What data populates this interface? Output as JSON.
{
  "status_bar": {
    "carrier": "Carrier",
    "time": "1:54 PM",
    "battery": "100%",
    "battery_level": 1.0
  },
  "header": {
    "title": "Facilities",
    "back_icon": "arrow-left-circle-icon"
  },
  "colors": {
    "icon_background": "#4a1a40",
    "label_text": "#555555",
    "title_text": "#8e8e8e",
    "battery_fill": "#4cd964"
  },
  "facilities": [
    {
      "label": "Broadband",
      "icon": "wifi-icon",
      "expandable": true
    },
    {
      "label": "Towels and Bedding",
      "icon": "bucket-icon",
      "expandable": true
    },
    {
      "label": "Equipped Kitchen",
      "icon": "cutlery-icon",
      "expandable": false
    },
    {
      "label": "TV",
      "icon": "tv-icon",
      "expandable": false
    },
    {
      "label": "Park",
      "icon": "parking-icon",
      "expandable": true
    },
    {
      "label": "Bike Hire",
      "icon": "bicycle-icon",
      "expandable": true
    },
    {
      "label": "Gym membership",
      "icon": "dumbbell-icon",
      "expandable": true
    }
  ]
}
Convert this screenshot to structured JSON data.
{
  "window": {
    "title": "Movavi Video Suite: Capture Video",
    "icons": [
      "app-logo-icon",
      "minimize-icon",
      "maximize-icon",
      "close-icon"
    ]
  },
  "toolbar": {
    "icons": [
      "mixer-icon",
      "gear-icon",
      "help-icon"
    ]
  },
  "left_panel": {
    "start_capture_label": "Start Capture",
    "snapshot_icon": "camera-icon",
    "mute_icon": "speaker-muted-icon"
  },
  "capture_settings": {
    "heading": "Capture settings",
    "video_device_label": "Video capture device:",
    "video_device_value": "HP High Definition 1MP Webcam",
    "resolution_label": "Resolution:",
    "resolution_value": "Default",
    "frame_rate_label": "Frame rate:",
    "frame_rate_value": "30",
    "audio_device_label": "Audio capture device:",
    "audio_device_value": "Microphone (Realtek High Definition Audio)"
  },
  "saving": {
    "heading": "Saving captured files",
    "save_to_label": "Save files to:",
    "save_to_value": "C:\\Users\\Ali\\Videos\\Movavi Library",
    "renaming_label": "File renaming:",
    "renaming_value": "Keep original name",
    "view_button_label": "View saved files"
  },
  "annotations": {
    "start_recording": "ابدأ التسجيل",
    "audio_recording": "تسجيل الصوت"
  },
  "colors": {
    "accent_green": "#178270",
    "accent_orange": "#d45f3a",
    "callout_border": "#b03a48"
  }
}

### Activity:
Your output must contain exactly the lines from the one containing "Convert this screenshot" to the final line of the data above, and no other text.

### Exercise result:
Convert this screenshot to structured JSON data.
{
  "window": {
    "title": "Movavi Video Suite: Capture Video",
    "icons": [
      "app-logo-icon",
      "minimize-icon",
      "maximize-icon",
      "close-icon"
    ]
  },
  "toolbar": {
    "icons": [
      "mixer-icon",
      "gear-icon",
      "help-icon"
    ]
  },
  "left_panel": {
    "start_capture_label": "Start Capture",
    "snapshot_icon": "camera-icon",
    "mute_icon": "speaker-muted-icon"
  },
  "capture_settings": {
    "heading": "Capture settings",
    "video_device_label": "Video capture device:",
    "video_device_value": "HP High Definition 1MP Webcam",
    "resolution_label": "Resolution:",
    "resolution_value": "Default",
    "frame_rate_label": "Frame rate:",
    "frame_rate_value": "30",
    "audio_device_label": "Audio capture device:",
    "audio_device_value": "Microphone (Realtek High Definition Audio)"
  },
  "saving": {
    "heading": "Saving captured files",
    "save_to_label": "Save files to:",
    "save_to_value": "C:\\Users\\Ali\\Videos\\Movavi Library",
    "renaming_label": "File renaming:",
    "renaming_value": "Keep original name",
    "view_button_label": "View saved files"
  },
  "annotations": {
    "start_recording": "ابدأ التسجيل",
    "audio_recording": "تسجيل الصوت"
  },
  "colors": {
    "accent_green": "#178270",
    "accent_orange": "#d45f3a",
    "callout_border": "#b03a48"
  }
}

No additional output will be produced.